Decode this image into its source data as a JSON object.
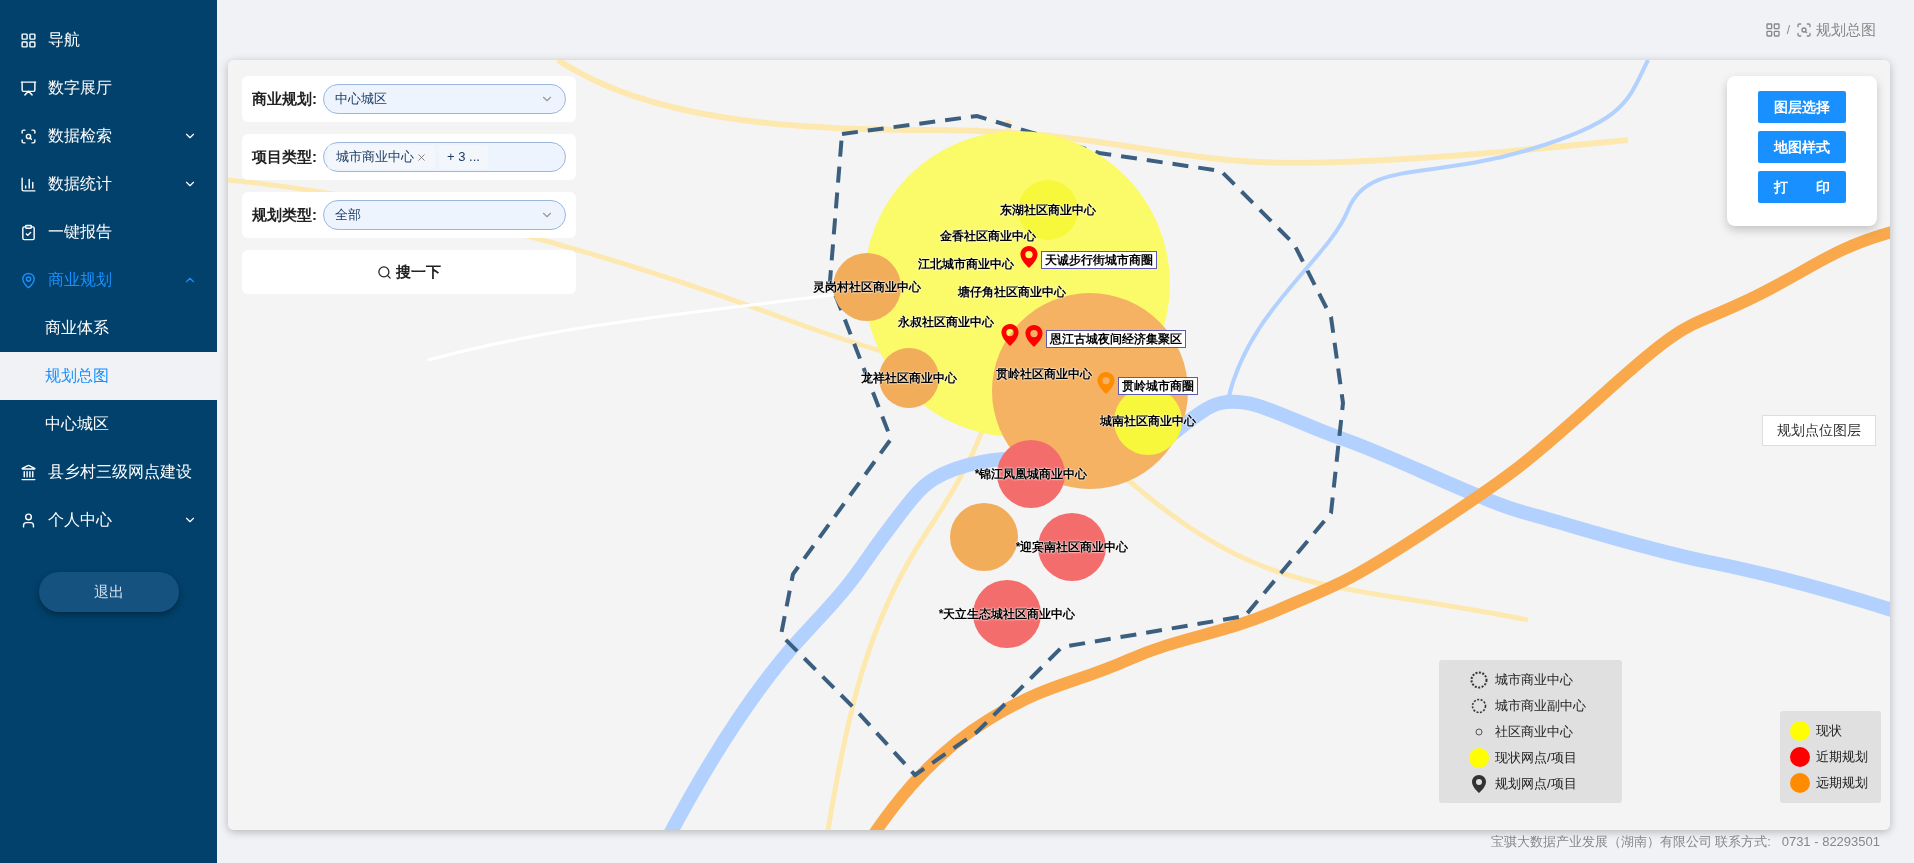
{
  "sidebar": {
    "items": [
      {
        "label": "导航",
        "selected": false
      },
      {
        "label": "数字展厅",
        "selected": false
      },
      {
        "label": "数据检索",
        "selected": false,
        "expanded": false
      },
      {
        "label": "数据统计",
        "selected": false,
        "expanded": false
      },
      {
        "label": "一键报告",
        "selected": false
      },
      {
        "label": "商业规划",
        "selected": true,
        "expanded": true,
        "children": [
          {
            "label": "商业体系",
            "selected": false
          },
          {
            "label": "规划总图",
            "selected": true
          },
          {
            "label": "中心城区",
            "selected": false
          }
        ]
      },
      {
        "label": "县乡村三级网点建设",
        "selected": false
      },
      {
        "label": "个人中心",
        "selected": false,
        "expanded": false
      }
    ],
    "logout_button": "退出"
  },
  "breadcrumb": {
    "separator": "/",
    "items": [
      "规划总图"
    ]
  },
  "filters": [
    {
      "kind": "select",
      "label": "商业规划:",
      "value": "中心城区"
    },
    {
      "kind": "tags",
      "label": "项目类型:",
      "tags": [
        "城市商业中心"
      ],
      "more": "+ 3 ..."
    },
    {
      "kind": "select",
      "label": "规划类型:",
      "value": "全部"
    }
  ],
  "search_button": "搜一下",
  "layer_buttons": [
    "图层选择",
    "地图样式",
    "打　　印"
  ],
  "layer_toggle_button": "规划点位图层",
  "map": {
    "areas": [
      {
        "color": "#fbfb6a"
      },
      {
        "color": "#f5b263"
      },
      {
        "color": "#f7f73c",
        "label": "东湖社区商业中心"
      },
      {
        "color": "#f7f73c",
        "label": "城南社区商业中心"
      },
      {
        "color": "#f2ad5a",
        "label": "灵岗村社区商业中心"
      },
      {
        "color": "#f2ad5a",
        "label": "龙祥社区商业中心"
      },
      {
        "color": "#f2ad5a"
      },
      {
        "color": "#f46d6d",
        "label": "*锦江凤凰城商业中心"
      },
      {
        "color": "#f46d6d",
        "label": "*迎宾南社区商业中心"
      },
      {
        "color": "#f46d6d",
        "label": "*天立生态城社区商业中心"
      }
    ],
    "labels": [
      "金香社区商业中心",
      "江北城市商业中心",
      "塘仔角社区商业中心",
      "永叔社区商业中心",
      "贯岭社区商业中心"
    ],
    "markers": [
      {
        "color": "#ff0000",
        "label": "天诚步行街城市商圈"
      },
      {
        "color": "#ff0000"
      },
      {
        "color": "#ff0000",
        "label": "恩江古城夜间经济集聚区"
      },
      {
        "color": "#ff8c00",
        "label": "贯岭城市商圈"
      }
    ]
  },
  "legend_types": [
    {
      "kind": "city_center",
      "label": "城市商业中心"
    },
    {
      "kind": "sub_center",
      "label": "城市商业副中心"
    },
    {
      "kind": "community",
      "label": "社区商业中心"
    },
    {
      "kind": "current_point",
      "label": "现状网点/项目"
    },
    {
      "kind": "planned_point",
      "label": "规划网点/项目"
    }
  ],
  "legend_status": [
    {
      "label": "现状",
      "color": "#ffff00"
    },
    {
      "label": "近期规划",
      "color": "#ff0000"
    },
    {
      "label": "远期规划",
      "color": "#ff8c00"
    }
  ],
  "footer": "宝骐大数据产业发展（湖南）有限公司 联系方式:   0731 - 82293501"
}
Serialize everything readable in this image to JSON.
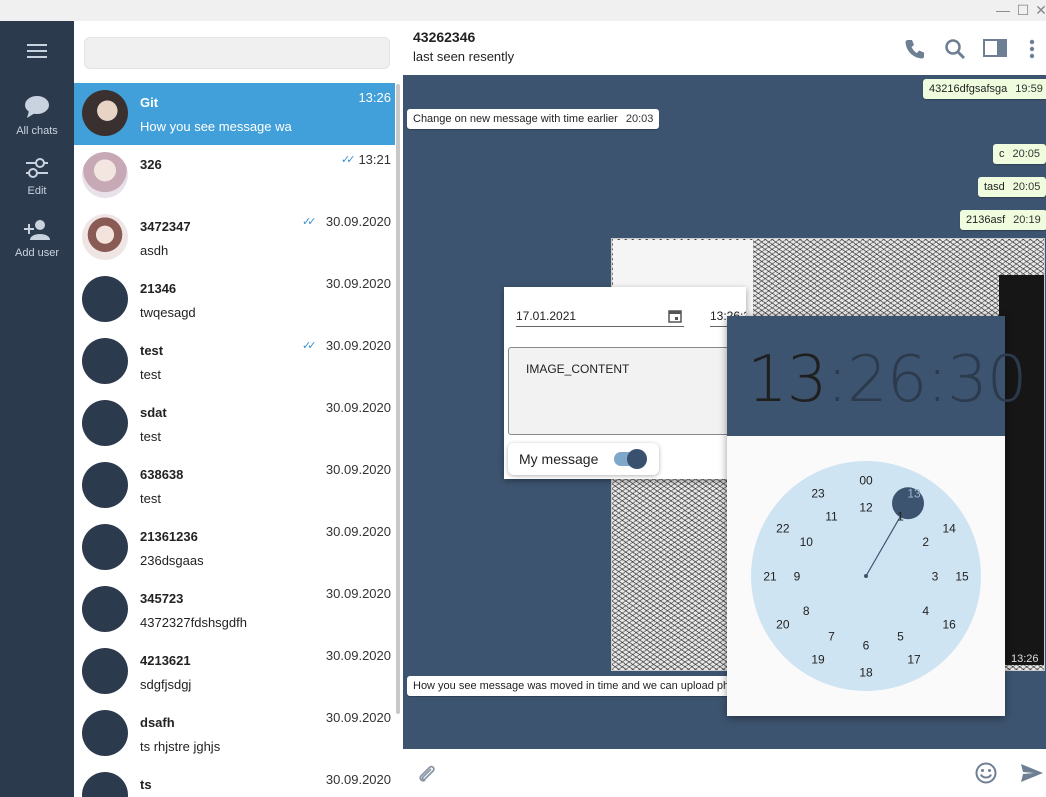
{
  "window": {
    "minimize": "—",
    "maximize": "☐",
    "close": "✕"
  },
  "rail": {
    "items": [
      {
        "label": "All chats",
        "icon": "chat-bubble-icon"
      },
      {
        "label": "Edit",
        "icon": "sliders-icon"
      },
      {
        "label": "Add user",
        "icon": "add-user-icon"
      }
    ]
  },
  "search": {
    "placeholder": ""
  },
  "chats": [
    {
      "name": "Git",
      "preview": "How you see message was moved",
      "time": "13:26",
      "read": false,
      "active": true,
      "avatar": "pic1"
    },
    {
      "name": "326",
      "preview": "",
      "time": "13:21",
      "read": true,
      "active": false,
      "avatar": "pic2"
    },
    {
      "name": "3472347",
      "preview": "asdh",
      "time": "30.09.2020",
      "read": true,
      "active": false,
      "avatar": "pic3"
    },
    {
      "name": "21346",
      "preview": "twqesagd",
      "time": "30.09.2020",
      "read": false,
      "active": false,
      "avatar": ""
    },
    {
      "name": "test",
      "preview": "test",
      "time": "30.09.2020",
      "read": true,
      "active": false,
      "avatar": ""
    },
    {
      "name": "sdat",
      "preview": "test",
      "time": "30.09.2020",
      "read": false,
      "active": false,
      "avatar": ""
    },
    {
      "name": "638638",
      "preview": "test",
      "time": "30.09.2020",
      "read": false,
      "active": false,
      "avatar": ""
    },
    {
      "name": "21361236",
      "preview": "236dsgaas",
      "time": "30.09.2020",
      "read": false,
      "active": false,
      "avatar": ""
    },
    {
      "name": "345723",
      "preview": "4372327fdshsgdfh",
      "time": "30.09.2020",
      "read": false,
      "active": false,
      "avatar": ""
    },
    {
      "name": "4213621",
      "preview": "sdgfjsdgj",
      "time": "30.09.2020",
      "read": false,
      "active": false,
      "avatar": ""
    },
    {
      "name": "dsafh",
      "preview": "ts rhjstre jghjs",
      "time": "30.09.2020",
      "read": false,
      "active": false,
      "avatar": ""
    },
    {
      "name": "ts",
      "preview": "",
      "time": "30.09.2020",
      "read": false,
      "active": false,
      "avatar": ""
    }
  ],
  "header": {
    "title": "43262346",
    "subtitle": "last seen resently"
  },
  "messages": [
    {
      "text": "43216dfgsafsga",
      "time": "19:59",
      "out": true
    },
    {
      "text": "Change on new message with time earlier",
      "time": "20:03",
      "out": false
    },
    {
      "text": "c",
      "time": "20:05",
      "out": true
    },
    {
      "text": "tasd",
      "time": "20:05",
      "out": true
    },
    {
      "text": "2136asf",
      "time": "20:19",
      "out": true
    },
    {
      "text": "How you see message was moved in time and we can upload pho",
      "time": "",
      "out": false
    }
  ],
  "photo": {
    "time": "13:26"
  },
  "editor": {
    "date": "17.01.2021",
    "time": "13:26:30",
    "content": "IMAGE_CONTENT",
    "toggle_label": "My message",
    "toggle_on": true
  },
  "clock": {
    "display_h": "13",
    "display_sep1": ":",
    "display_m": "26",
    "display_sep2": ":",
    "display_s": "30",
    "selected_hour": "13",
    "outer": [
      "00",
      "13",
      "14",
      "15",
      "16",
      "17",
      "18",
      "19",
      "20",
      "21",
      "22",
      "23"
    ],
    "inner": [
      "12",
      "1",
      "2",
      "3",
      "4",
      "5",
      "6",
      "7",
      "8",
      "9",
      "10",
      "11"
    ],
    "accent": "#3d5470",
    "face": "#cfe4f3"
  },
  "colors": {
    "active_chat": "#419fd9",
    "chat_bg": "#3d5470",
    "rail": "#2c3a4d"
  }
}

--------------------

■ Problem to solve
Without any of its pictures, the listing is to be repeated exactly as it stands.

■ Solved problem
Decode this image into its source data as a JSON object.
{
  "sidebar": {
    "items": [
      {
        "label": "导航",
        "selected": false
      },
      {
        "label": "数字展厅",
        "selected": false
      },
      {
        "label": "数据检索",
        "selected": false,
        "expanded": false
      },
      {
        "label": "数据统计",
        "selected": false,
        "expanded": false
      },
      {
        "label": "一键报告",
        "selected": false
      },
      {
        "label": "商业规划",
        "selected": true,
        "expanded": true,
        "children": [
          {
            "label": "商业体系",
            "selected": false
          },
          {
            "label": "规划总图",
            "selected": true
          },
          {
            "label": "中心城区",
            "selected": false
          }
        ]
      },
      {
        "label": "县乡村三级网点建设",
        "selected": false
      },
      {
        "label": "个人中心",
        "selected": false,
        "expanded": false
      }
    ],
    "logout_button": "退出"
  },
  "breadcrumb": {
    "separator": "/",
    "items": [
      "规划总图"
    ]
  },
  "filters": [
    {
      "kind": "select",
      "label": "商业规划:",
      "value": "中心城区"
    },
    {
      "kind": "tags",
      "label": "项目类型:",
      "tags": [
        "城市商业中心"
      ],
      "more": "+ 3 ..."
    },
    {
      "kind": "select",
      "label": "规划类型:",
      "value": "全部"
    }
  ],
  "search_button": "搜一下",
  "layer_buttons": [
    "图层选择",
    "地图样式",
    "打　　印"
  ],
  "layer_toggle_button": "规划点位图层",
  "map": {
    "areas": [
      {
        "color": "#fbfb6a"
      },
      {
        "color": "#f5b263"
      },
      {
        "color": "#f7f73c",
        "label": "东湖社区商业中心"
      },
      {
        "color": "#f7f73c",
        "label": "城南社区商业中心"
      },
      {
        "color": "#f2ad5a",
        "label": "灵岗村社区商业中心"
      },
      {
        "color": "#f2ad5a",
        "label": "龙祥社区商业中心"
      },
      {
        "color": "#f2ad5a"
      },
      {
        "color": "#f46d6d",
        "label": "*锦江凤凰城商业中心"
      },
      {
        "color": "#f46d6d",
        "label": "*迎宾南社区商业中心"
      },
      {
        "color": "#f46d6d",
        "label": "*天立生态城社区商业中心"
      }
    ],
    "labels": [
      "金香社区商业中心",
      "江北城市商业中心",
      "塘仔角社区商业中心",
      "永叔社区商业中心",
      "贯岭社区商业中心"
    ],
    "markers": [
      {
        "color": "#ff0000",
        "label": "天诚步行街城市商圈"
      },
      {
        "color": "#ff0000"
      },
      {
        "color": "#ff0000",
        "label": "恩江古城夜间经济集聚区"
      },
      {
        "color": "#ff8c00",
        "label": "贯岭城市商圈"
      }
    ]
  },
  "legend_types": [
    {
      "kind": "city_center",
      "label": "城市商业中心"
    },
    {
      "kind": "sub_center",
      "label": "城市商业副中心"
    },
    {
      "kind": "community",
      "label": "社区商业中心"
    },
    {
      "kind": "current_point",
      "label": "现状网点/项目"
    },
    {
      "kind": "planned_point",
      "label": "规划网点/项目"
    }
  ],
  "legend_status": [
    {
      "label": "现状",
      "color": "#ffff00"
    },
    {
      "label": "近期规划",
      "color": "#ff0000"
    },
    {
      "label": "远期规划",
      "color": "#ff8c00"
    }
  ],
  "footer": "宝骐大数据产业发展（湖南）有限公司 联系方式:   0731 - 82293501"
}
Serialize everything readable in this image to JSON.
{
  "window": {
    "minimize": "—",
    "maximize": "☐",
    "close": "✕"
  },
  "rail": {
    "items": [
      {
        "label": "All chats",
        "icon": "chat-bubble-icon"
      },
      {
        "label": "Edit",
        "icon": "sliders-icon"
      },
      {
        "label": "Add user",
        "icon": "add-user-icon"
      }
    ]
  },
  "search": {
    "placeholder": ""
  },
  "chats": [
    {
      "name": "Git",
      "preview": "How you see message was moved",
      "time": "13:26",
      "read": false,
      "active": true,
      "avatar": "pic1"
    },
    {
      "name": "326",
      "preview": "",
      "time": "13:21",
      "read": true,
      "active": false,
      "avatar": "pic2"
    },
    {
      "name": "3472347",
      "preview": "asdh",
      "time": "30.09.2020",
      "read": true,
      "active": false,
      "avatar": "pic3"
    },
    {
      "name": "21346",
      "preview": "twqesagd",
      "time": "30.09.2020",
      "read": false,
      "active": false,
      "avatar": ""
    },
    {
      "name": "test",
      "preview": "test",
      "time": "30.09.2020",
      "read": true,
      "active": false,
      "avatar": ""
    },
    {
      "name": "sdat",
      "preview": "test",
      "time": "30.09.2020",
      "read": false,
      "active": false,
      "avatar": ""
    },
    {
      "name": "638638",
      "preview": "test",
      "time": "30.09.2020",
      "read": false,
      "active": false,
      "avatar": ""
    },
    {
      "name": "21361236",
      "preview": "236dsgaas",
      "time": "30.09.2020",
      "read": false,
      "active": false,
      "avatar": ""
    },
    {
      "name": "345723",
      "preview": "4372327fdshsgdfh",
      "time": "30.09.2020",
      "read": false,
      "active": false,
      "avatar": ""
    },
    {
      "name": "4213621",
      "preview": "sdgfjsdgj",
      "time": "30.09.2020",
      "read": false,
      "active": false,
      "avatar": ""
    },
    {
      "name": "dsafh",
      "preview": "ts rhjstre jghjs",
      "time": "30.09.2020",
      "read": false,
      "active": false,
      "avatar": ""
    },
    {
      "name": "ts",
      "preview": "",
      "time": "30.09.2020",
      "read": false,
      "active": false,
      "avatar": ""
    }
  ],
  "header": {
    "title": "43262346",
    "subtitle": "last seen resently"
  },
  "messages": [
    {
      "text": "43216dfgsafsga",
      "time": "19:59",
      "out": true
    },
    {
      "text": "Change on new message with time earlier",
      "time": "20:03",
      "out": false
    },
    {
      "text": "c",
      "time": "20:05",
      "out": true
    },
    {
      "text": "tasd",
      "time": "20:05",
      "out": true
    },
    {
      "text": "2136asf",
      "time": "20:19",
      "out": true
    },
    {
      "text": "How you see message was moved in time and we can upload pho",
      "time": "",
      "out": false
    }
  ],
  "photo": {
    "time": "13:26"
  },
  "editor": {
    "date": "17.01.2021",
    "time": "13:26:30",
    "content": "IMAGE_CONTENT",
    "toggle_label": "My message",
    "toggle_on": true
  },
  "clock": {
    "display_h": "13",
    "display_sep1": ":",
    "display_m": "26",
    "display_sep2": ":",
    "display_s": "30",
    "selected_hour": "13",
    "outer": [
      "00",
      "13",
      "14",
      "15",
      "16",
      "17",
      "18",
      "19",
      "20",
      "21",
      "22",
      "23"
    ],
    "inner": [
      "12",
      "1",
      "2",
      "3",
      "4",
      "5",
      "6",
      "7",
      "8",
      "9",
      "10",
      "11"
    ],
    "accent": "#3d5470",
    "face": "#cfe4f3"
  },
  "colors": {
    "active_chat": "#419fd9",
    "chat_bg": "#3d5470",
    "rail": "#2c3a4d"
  }
}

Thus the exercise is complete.